HONOLULU (KHON2) — It’s been two years since the Marco Polo blaze killed four people, and the Honolulu Fire Department is just wrapping up new high-rise firefighter training. Always Investigating digs deeper into what took so long.

Several operational changes were made very quickly after the 2017 fire, including some in response to problems Always Investigating uncovered at the time. This new training program took years to develop, and to get nearly 1,000 firefighters through the homegrown course.

Deadly lessons learned at the Marco Polo in July 2017 led HFD to rewrite the book on fighting high-rise fires.

“Our basic techniques that we’ve done all this time had worked just fine for us,” said Capt. Joey Condlin, who helped develop the training program. “Marco Polo showed us something different.”

Firefighters learn this and other lessons in a classroom portion of a new training program that just wrapped up cycling HFD personnel through over the past couple of months. Then, beyond the classroom, drills at the training center off Nimitz replicate the tight turns, steep climbs, smoke-out conditions, access and water-angle tricks, even how to hook up hoses to all kinds of standpipes. All of this is unique to tall-building firefighting.

“This is now standard,” explained Capt. Russell Youth, going over a new high-rise kit filled with an assortment of tools and plumbing pieces. “It’s going to go up to every single fire, every time a hose connects to a standpipe that kit should be in play.”

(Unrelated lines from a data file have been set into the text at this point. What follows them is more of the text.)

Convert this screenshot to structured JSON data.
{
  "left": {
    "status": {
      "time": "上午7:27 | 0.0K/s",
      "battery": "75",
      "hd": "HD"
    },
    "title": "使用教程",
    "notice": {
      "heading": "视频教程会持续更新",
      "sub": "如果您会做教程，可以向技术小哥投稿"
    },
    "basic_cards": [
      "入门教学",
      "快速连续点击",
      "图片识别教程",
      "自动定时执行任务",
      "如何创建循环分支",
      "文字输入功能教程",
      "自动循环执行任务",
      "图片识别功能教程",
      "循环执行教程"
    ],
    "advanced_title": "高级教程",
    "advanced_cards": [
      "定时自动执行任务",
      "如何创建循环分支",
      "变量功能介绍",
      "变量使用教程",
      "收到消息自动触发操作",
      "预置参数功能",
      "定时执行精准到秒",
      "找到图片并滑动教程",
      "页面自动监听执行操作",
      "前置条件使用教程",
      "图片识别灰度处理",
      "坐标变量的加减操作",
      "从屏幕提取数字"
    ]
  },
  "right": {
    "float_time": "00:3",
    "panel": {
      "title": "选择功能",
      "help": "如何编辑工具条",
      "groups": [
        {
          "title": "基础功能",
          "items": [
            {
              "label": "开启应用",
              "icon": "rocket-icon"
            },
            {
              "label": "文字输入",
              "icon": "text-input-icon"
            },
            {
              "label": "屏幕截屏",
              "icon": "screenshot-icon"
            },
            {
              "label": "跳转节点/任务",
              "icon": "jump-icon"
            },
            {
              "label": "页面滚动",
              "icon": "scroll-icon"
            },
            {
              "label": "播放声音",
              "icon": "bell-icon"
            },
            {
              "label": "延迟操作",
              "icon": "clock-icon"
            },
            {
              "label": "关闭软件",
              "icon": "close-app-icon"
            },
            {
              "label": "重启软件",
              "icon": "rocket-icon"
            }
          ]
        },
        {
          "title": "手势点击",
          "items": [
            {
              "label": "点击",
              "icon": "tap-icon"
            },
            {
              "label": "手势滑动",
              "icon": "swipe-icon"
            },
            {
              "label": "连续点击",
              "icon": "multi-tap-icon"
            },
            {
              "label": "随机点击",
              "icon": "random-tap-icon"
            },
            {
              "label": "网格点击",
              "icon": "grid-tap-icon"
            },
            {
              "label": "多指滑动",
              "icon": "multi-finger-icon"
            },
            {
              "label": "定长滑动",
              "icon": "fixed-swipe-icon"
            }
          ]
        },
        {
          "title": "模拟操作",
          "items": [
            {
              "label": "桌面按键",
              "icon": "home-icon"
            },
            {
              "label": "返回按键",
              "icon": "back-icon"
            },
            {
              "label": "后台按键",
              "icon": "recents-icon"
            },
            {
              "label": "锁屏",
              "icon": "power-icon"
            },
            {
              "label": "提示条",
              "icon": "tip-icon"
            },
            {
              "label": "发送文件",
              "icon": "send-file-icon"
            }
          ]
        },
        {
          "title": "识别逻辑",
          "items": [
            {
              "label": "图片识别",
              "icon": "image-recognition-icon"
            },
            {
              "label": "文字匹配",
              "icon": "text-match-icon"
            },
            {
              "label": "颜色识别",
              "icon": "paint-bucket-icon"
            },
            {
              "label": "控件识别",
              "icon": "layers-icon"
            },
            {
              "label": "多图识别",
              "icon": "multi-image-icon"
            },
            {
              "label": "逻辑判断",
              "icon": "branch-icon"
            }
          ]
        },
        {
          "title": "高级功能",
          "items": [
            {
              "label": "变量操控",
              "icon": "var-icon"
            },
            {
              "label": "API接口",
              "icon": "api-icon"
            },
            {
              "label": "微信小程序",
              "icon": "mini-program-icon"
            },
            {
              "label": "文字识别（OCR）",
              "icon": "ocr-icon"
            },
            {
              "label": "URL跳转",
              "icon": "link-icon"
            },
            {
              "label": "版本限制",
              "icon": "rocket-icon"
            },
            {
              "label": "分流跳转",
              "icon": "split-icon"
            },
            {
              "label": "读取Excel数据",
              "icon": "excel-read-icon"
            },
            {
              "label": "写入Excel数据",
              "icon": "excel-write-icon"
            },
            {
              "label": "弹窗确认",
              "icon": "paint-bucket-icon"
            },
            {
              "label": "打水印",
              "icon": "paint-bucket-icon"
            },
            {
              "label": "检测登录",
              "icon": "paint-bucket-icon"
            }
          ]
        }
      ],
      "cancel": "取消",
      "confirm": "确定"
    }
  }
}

Devices including adapters and flow-meters aim to eliminate low-water-pressure surprises as happened at Marco Polo, where water pressure was so low you could put your hand in front of the nozzle, whereas proper flow should have a blast so strong it can’t be touched.

Another tool – called a “floor below” nozzle– gives firefighters a new angle of attack when fire is raging on a floor or unit that is too hot to access. They’re phasing in larger-diameter hoses – 2.5 inches instead of 1.5 inches.

Always Investigating asked Youth, as a captain in the high-rise district, how does he feel about having these additional resources, and the training, versus how it was before?

“I was in the operations bureau right when the Marco Polo happened,” Youth said, and without a doubt, with 100 percent confidence I can tell you that when you look at the three prongs of administrative, equipment and training, I am absolutely confident that our response to a high rise fire is better now than it was before.”

HFD had done several things quickly in the days, weeks and months after the 2017 fire. They called immediately for a sprinkler retrofit law. They have dispatched an additional engine to every high-rise call since. They put into place new on-scene decontamination procedures due to asbestos exposure and improper steps that Always Investigating was first to reveal.

Always Investigating’s exclusive review of Marco Polo incident logs soon after the event had exposed response-time and communication-gap issues that HFD has since try to head off, with faster second-alarm deployment, for example. The Mobile Command Center – which KHON2 had revealed wasn’t mobilized for Marco Polo — is now at any incident commander’s beck and call.

The training program, however, took much more time.

Always Investigating asked, why did it take so long to get this created and get everybody through it?

“There are a lot of things that needed to be planned out,” explained HFD spokesperson Scott Seguirant, “and then the research needed to be done as far as going out to different departments, going to different training, then bringing everything back then looking what’s going to work for us here in Honolulu.”

Always Investigating asked, what can policymakers and those who hold the purse-strings do to help HFD turn around these kinds of solutions and training programs more quickly?

“Unfortunately making improvements, a lot of the time, will cost money,” Seguirant said. “Our department is about 1,000 firefighters at 43 stations. When budget constraints are there, the things that suffer are, actually, training and equipment, so by all means their support allows us to do this.”

With most current firefighters now through the new training, HFD says they will have to coordinate adding the course to every recruit class, which passes through about twice a year.

The department tells KHON that Kauai and Hawaii Island firefighters are going to come learn the system, too. HFD meanwhile has sent personnel to Maui for live-fire training. HFD does not currently have land and space for such a setting here on Oahu yet.